_Assigned task_
Look through the data below for the string "desc", and copy every line where it turns up.

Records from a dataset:
*** Begin section ***
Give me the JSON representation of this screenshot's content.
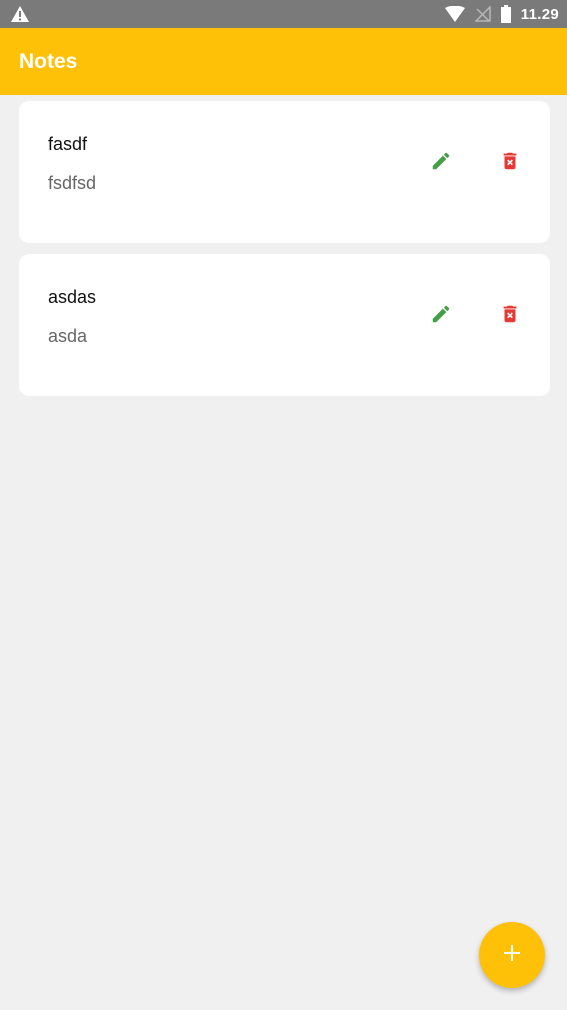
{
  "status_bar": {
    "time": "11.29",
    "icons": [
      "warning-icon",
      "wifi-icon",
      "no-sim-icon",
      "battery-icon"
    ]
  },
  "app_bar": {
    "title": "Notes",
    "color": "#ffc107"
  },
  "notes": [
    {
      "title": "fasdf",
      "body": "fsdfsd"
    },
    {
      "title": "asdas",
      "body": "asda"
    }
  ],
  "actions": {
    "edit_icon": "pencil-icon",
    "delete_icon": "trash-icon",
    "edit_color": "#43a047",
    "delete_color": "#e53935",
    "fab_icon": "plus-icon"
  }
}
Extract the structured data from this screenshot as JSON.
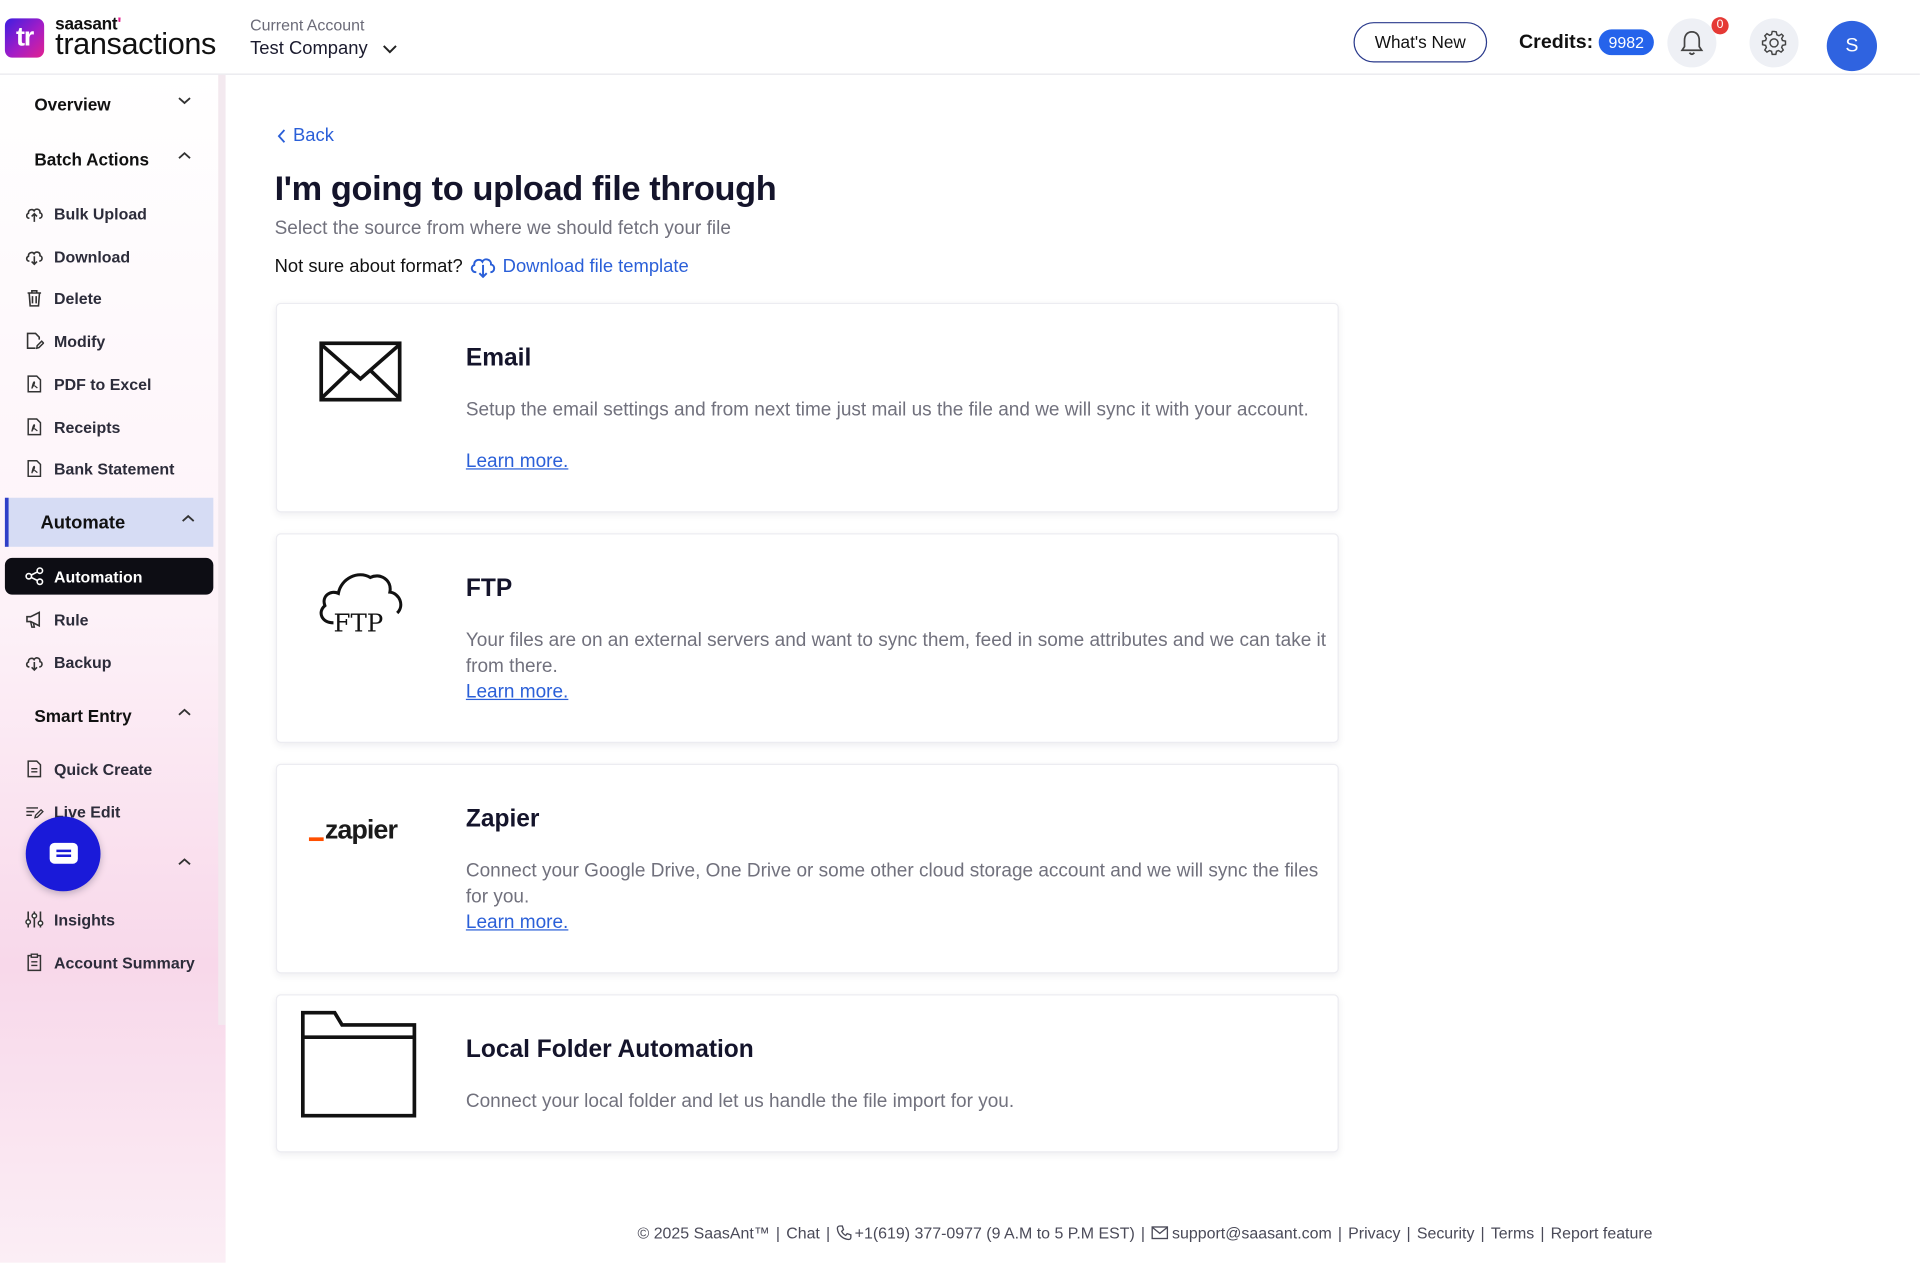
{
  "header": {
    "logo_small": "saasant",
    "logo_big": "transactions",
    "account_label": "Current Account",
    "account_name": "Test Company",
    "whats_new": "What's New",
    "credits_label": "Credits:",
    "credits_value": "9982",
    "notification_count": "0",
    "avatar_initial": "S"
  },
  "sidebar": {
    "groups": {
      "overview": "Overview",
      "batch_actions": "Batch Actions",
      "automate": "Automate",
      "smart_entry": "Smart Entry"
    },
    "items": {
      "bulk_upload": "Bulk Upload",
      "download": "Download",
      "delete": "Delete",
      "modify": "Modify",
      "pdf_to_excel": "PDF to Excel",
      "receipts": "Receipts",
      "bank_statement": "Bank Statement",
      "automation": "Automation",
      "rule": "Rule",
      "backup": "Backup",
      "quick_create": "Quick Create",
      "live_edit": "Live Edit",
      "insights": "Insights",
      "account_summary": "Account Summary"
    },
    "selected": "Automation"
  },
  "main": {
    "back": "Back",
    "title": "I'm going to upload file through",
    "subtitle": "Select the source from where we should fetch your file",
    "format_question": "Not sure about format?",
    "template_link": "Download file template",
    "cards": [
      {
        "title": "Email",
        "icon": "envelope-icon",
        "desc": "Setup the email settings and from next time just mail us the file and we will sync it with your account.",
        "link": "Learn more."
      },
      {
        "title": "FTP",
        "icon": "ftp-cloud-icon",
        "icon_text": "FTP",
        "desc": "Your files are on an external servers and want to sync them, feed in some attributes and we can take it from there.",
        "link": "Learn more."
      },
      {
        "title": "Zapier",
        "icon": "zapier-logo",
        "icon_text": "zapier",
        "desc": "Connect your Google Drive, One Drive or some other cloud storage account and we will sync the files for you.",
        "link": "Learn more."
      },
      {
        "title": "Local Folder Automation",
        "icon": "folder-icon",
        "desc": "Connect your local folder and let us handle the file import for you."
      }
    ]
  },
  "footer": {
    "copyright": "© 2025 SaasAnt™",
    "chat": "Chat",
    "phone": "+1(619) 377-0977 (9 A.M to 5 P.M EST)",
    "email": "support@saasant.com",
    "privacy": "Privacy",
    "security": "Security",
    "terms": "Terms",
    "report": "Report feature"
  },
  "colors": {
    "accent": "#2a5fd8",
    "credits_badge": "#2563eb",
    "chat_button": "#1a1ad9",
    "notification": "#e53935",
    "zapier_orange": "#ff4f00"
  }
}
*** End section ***
_Task solution_
        "desc": "Setup the email settings and from next time just mail us the file and we will sync it with your account.",
        "desc": "Your files are on an external servers and want to sync them, feed in some attributes and we can take it from there.",
        "desc": "Connect your Google Drive, One Drive or some other cloud storage account and we will sync the files for you.",
        "desc": "Connect your local folder and let us handle the file import for you."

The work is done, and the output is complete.